Data excerpts:
*** Begin section ***

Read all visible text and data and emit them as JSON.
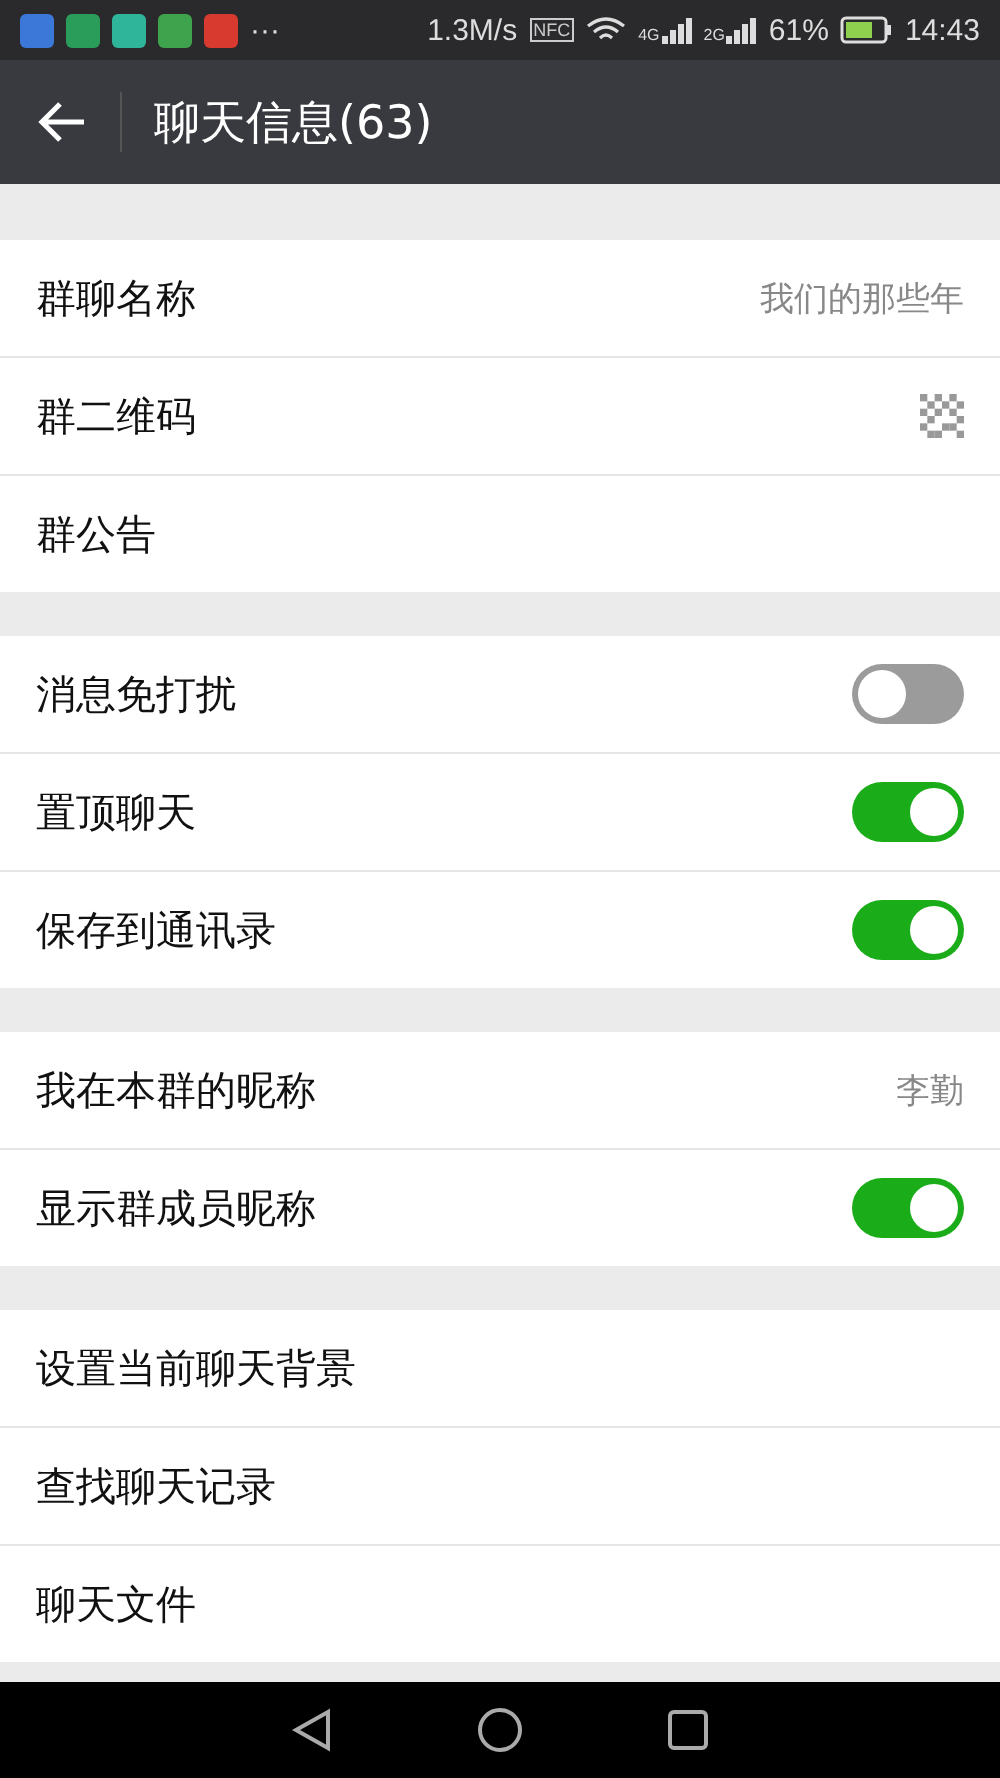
{
  "status_bar": {
    "speed": "1.3M/s",
    "nfc": "NFC",
    "net1": "4G",
    "net2": "2G",
    "battery": "61%",
    "time": "14:43",
    "more": "···"
  },
  "header": {
    "title": "聊天信息(63)"
  },
  "groups": [
    {
      "rows": [
        {
          "kind": "value",
          "label": "群聊名称",
          "value": "我们的那些年"
        },
        {
          "kind": "qr",
          "label": "群二维码"
        },
        {
          "kind": "plain",
          "label": "群公告"
        }
      ]
    },
    {
      "rows": [
        {
          "kind": "toggle",
          "label": "消息免打扰",
          "on": false
        },
        {
          "kind": "toggle",
          "label": "置顶聊天",
          "on": true
        },
        {
          "kind": "toggle",
          "label": "保存到通讯录",
          "on": true
        }
      ]
    },
    {
      "rows": [
        {
          "kind": "value",
          "label": "我在本群的昵称",
          "value": "李勤"
        },
        {
          "kind": "toggle",
          "label": "显示群成员昵称",
          "on": true
        }
      ]
    },
    {
      "rows": [
        {
          "kind": "plain",
          "label": "设置当前聊天背景"
        },
        {
          "kind": "plain",
          "label": "查找聊天记录"
        },
        {
          "kind": "plain",
          "label": "聊天文件"
        }
      ]
    }
  ]
}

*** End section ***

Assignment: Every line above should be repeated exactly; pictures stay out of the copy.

Exercise result:
Read all visible text and data and emit them as JSON.
{
  "status_bar": {
    "speed": "1.3M/s",
    "nfc": "NFC",
    "net1": "4G",
    "net2": "2G",
    "battery": "61%",
    "time": "14:43",
    "more": "···"
  },
  "header": {
    "title": "聊天信息(63)"
  },
  "groups": [
    {
      "rows": [
        {
          "kind": "value",
          "label": "群聊名称",
          "value": "我们的那些年"
        },
        {
          "kind": "qr",
          "label": "群二维码"
        },
        {
          "kind": "plain",
          "label": "群公告"
        }
      ]
    },
    {
      "rows": [
        {
          "kind": "toggle",
          "label": "消息免打扰",
          "on": false
        },
        {
          "kind": "toggle",
          "label": "置顶聊天",
          "on": true
        },
        {
          "kind": "toggle",
          "label": "保存到通讯录",
          "on": true
        }
      ]
    },
    {
      "rows": [
        {
          "kind": "value",
          "label": "我在本群的昵称",
          "value": "李勤"
        },
        {
          "kind": "toggle",
          "label": "显示群成员昵称",
          "on": true
        }
      ]
    },
    {
      "rows": [
        {
          "kind": "plain",
          "label": "设置当前聊天背景"
        },
        {
          "kind": "plain",
          "label": "查找聊天记录"
        },
        {
          "kind": "plain",
          "label": "聊天文件"
        }
      ]
    }
  ]
}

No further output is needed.